Neurochemistry is a burgeoning academic field that donates to our understanding of molecular, cellular and medical neurobiology. Neurochemicals contain oxytocin, serotonin, dopamine, and other neurotransmitters and neurotransmitter-regulating substances. Neurochemical studies explain scientific tools for neurochemicals in the nervous system. These comprise the identification and characterization of neurotransmitters and neuromodulators helpful for neurotransmission in neuronal and glial cell networks in the brain. Neurochemical techniques are valuable to examine the physiological mechanism of normal brain function such as synaptic transmission, plasticity and neurogenesis. Conversely, these techniques are available to find the pathogenesis of the brain.
The book presents cutting-edge research and reviews in these different disciplines written by renowned experts in their particular fields. Neurodegeneration and neuronal diseases are featured prominently and are a recurring theme throughout most chapters. Many physiological processes like muscle contraction, hormone secretion, and intracellular signaling processes are triggered by calcium as an intracellular signaling molecule. TRP channels are integrated into many cellular signal transduction pathways and a variety of physiological processes as discussed in this book. TRP channels have been identified and characterized by common biochemical, immunochemical and physiological methods.

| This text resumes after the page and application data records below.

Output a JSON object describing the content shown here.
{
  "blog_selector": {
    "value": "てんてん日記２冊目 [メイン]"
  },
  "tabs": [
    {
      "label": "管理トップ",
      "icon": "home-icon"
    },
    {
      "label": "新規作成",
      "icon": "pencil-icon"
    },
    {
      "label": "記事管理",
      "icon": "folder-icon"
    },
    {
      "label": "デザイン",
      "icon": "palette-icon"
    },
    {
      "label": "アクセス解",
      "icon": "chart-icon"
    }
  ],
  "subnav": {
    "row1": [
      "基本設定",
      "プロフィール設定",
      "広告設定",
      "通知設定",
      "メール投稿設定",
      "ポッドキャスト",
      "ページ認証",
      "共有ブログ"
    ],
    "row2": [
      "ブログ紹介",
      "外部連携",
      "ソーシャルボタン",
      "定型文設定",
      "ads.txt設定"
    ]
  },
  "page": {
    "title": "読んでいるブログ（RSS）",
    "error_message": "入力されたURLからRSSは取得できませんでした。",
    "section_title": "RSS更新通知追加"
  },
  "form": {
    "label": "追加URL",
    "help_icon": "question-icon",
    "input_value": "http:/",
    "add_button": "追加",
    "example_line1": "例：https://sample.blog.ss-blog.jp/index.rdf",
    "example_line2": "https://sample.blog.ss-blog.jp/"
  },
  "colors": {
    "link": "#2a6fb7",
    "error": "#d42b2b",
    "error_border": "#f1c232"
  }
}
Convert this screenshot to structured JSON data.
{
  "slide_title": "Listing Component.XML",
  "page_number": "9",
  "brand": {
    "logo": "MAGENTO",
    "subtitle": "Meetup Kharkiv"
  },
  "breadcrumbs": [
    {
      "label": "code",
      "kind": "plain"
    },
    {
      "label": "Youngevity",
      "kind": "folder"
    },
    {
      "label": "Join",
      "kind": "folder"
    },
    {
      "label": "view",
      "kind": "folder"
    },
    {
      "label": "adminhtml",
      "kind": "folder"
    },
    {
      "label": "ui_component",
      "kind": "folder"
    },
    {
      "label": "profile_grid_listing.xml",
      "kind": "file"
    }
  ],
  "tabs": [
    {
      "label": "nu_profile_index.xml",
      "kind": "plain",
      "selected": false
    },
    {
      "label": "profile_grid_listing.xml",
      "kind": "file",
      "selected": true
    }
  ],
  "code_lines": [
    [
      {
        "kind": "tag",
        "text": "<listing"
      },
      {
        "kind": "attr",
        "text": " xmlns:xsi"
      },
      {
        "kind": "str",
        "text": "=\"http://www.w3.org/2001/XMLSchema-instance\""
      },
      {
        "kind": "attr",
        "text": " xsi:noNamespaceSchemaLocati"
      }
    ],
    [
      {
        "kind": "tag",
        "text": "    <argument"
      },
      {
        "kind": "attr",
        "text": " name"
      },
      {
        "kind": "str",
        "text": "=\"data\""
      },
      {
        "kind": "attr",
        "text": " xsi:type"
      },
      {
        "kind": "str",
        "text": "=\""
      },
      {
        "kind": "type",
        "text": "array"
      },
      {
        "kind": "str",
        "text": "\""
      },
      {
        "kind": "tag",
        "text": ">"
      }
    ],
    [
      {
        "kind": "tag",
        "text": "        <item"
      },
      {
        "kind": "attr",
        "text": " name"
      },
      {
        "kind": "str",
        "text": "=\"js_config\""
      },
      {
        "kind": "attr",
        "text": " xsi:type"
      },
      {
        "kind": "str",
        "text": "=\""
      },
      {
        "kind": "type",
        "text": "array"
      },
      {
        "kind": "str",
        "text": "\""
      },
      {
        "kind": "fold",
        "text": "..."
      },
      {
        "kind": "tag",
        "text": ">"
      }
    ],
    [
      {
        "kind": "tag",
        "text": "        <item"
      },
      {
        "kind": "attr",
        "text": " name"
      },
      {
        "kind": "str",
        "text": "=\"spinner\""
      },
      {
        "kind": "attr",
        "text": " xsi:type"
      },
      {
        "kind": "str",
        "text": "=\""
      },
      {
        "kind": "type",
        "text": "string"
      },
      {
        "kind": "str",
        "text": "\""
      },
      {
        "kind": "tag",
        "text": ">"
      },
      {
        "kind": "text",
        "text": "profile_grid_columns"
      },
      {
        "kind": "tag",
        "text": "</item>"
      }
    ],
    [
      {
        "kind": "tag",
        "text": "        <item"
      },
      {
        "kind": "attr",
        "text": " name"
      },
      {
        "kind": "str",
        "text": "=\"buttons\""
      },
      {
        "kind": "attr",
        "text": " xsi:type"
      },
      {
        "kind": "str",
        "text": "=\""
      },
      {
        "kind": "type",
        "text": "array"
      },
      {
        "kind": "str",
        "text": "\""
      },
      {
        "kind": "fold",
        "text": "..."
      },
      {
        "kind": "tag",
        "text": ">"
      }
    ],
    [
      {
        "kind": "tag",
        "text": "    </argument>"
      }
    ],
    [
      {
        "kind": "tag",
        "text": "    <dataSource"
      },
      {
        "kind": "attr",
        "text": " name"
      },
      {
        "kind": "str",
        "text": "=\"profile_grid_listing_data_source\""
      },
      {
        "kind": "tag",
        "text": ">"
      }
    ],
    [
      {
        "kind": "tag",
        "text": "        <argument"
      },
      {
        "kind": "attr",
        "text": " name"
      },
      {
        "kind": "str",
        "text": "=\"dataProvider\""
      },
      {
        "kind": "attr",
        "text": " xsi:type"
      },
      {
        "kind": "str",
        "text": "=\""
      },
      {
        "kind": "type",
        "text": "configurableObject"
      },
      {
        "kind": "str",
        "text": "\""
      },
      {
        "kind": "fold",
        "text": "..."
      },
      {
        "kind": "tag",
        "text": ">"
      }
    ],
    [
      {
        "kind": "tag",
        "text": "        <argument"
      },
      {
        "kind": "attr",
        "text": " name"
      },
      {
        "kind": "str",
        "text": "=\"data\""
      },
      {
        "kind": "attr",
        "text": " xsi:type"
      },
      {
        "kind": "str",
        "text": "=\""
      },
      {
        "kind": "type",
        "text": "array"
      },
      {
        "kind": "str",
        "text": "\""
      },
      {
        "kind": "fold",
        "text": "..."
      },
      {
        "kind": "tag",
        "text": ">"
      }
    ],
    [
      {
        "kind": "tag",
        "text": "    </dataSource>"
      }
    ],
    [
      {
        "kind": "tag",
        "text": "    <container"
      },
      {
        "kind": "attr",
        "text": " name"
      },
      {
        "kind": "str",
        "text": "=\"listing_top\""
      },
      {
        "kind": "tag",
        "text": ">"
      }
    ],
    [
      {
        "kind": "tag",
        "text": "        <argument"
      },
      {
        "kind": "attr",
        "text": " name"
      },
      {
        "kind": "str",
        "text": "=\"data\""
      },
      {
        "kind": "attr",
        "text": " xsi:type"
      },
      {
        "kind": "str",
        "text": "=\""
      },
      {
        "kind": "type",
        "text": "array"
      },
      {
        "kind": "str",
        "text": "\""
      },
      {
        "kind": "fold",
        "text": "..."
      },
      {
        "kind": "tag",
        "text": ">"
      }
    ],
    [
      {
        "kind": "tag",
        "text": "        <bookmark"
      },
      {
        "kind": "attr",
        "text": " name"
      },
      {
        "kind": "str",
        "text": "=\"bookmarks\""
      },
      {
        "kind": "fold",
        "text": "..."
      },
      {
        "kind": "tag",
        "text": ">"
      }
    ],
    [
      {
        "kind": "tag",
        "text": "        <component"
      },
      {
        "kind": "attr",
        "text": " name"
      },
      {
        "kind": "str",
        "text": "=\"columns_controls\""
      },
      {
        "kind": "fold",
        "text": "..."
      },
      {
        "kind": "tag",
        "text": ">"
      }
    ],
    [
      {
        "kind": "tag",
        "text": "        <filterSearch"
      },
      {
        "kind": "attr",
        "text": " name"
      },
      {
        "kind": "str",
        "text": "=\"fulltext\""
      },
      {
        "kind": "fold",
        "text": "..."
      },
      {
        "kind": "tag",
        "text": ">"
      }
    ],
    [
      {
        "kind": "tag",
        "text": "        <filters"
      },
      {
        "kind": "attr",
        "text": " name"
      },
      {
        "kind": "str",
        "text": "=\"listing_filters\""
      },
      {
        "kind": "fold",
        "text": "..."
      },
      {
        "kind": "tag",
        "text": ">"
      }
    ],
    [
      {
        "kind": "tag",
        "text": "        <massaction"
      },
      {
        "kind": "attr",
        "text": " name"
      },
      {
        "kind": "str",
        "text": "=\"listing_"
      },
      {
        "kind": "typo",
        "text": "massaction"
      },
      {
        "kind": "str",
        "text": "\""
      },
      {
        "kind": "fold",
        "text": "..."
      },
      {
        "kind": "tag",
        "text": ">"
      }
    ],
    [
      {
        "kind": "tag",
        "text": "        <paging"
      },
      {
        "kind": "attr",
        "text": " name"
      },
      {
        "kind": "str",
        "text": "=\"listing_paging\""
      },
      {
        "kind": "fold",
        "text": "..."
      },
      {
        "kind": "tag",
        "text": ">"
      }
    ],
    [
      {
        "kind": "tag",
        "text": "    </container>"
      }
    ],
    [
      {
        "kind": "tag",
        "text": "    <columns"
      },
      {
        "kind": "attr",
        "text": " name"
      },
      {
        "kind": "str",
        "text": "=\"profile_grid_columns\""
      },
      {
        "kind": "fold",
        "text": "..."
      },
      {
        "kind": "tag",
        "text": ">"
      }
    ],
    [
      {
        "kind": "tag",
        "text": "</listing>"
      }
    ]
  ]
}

MicroRNAs (miRNAs) are small regulatory RNAs that have an important role in elementary biological processes, such as cell proliferation, cell differentiation, and cell death. Correlation between miRNAs and cancer and abnormal expression of miRNAs has been shown in a variety of tumor tissues including pituitary adenomas. By regulating their target genes expression, miRNAs can play either oncogenic or tumor suppressor functions. Herein, we investigated the miRNA expression profile of pituitary oncocytomas and evaluated the role of differentially expressed miRNAs by complex bioinformatical approaches. Further, the book focuses on the blood-brain barrier. The blood-brain barrier (BBB) is a selectively permeable cellular boundary between the brain and the peripheral circulation. The BBB is responsible for maintaining the appropriate ionic composition of the interstitial fluid of the brain that is required for the optimum functioning of the neurons. To achieve this, the BBB functions as a transport barrier by facilitating the uptake of the required nutrients, while preventing the uptake of, or actively effluxing certain other molecules or toxic by-products of metabolism.
The book also sheds light on blood vessels as regulators of neural stem cell properties and NMDA receptor-dependent long-term potentiation in chronic pain. The book concludes that gut-to-brain communication from the vagus nerve and from feeding-relevant endocrine systems; including ghrelin, insulin, leptin, and glucagon-like peptide-1 (GLP-1), promote hippocampal-dependent spatial and declarative memory via neurotrophic and neurogenic mechanisms. The collective literature reviewed herein supports a model in which various stages of feeding behavior and hippocampal-dependent memory function are closely linked.
This book will serve as the most valuable guide for neurochemists and other scientists as well.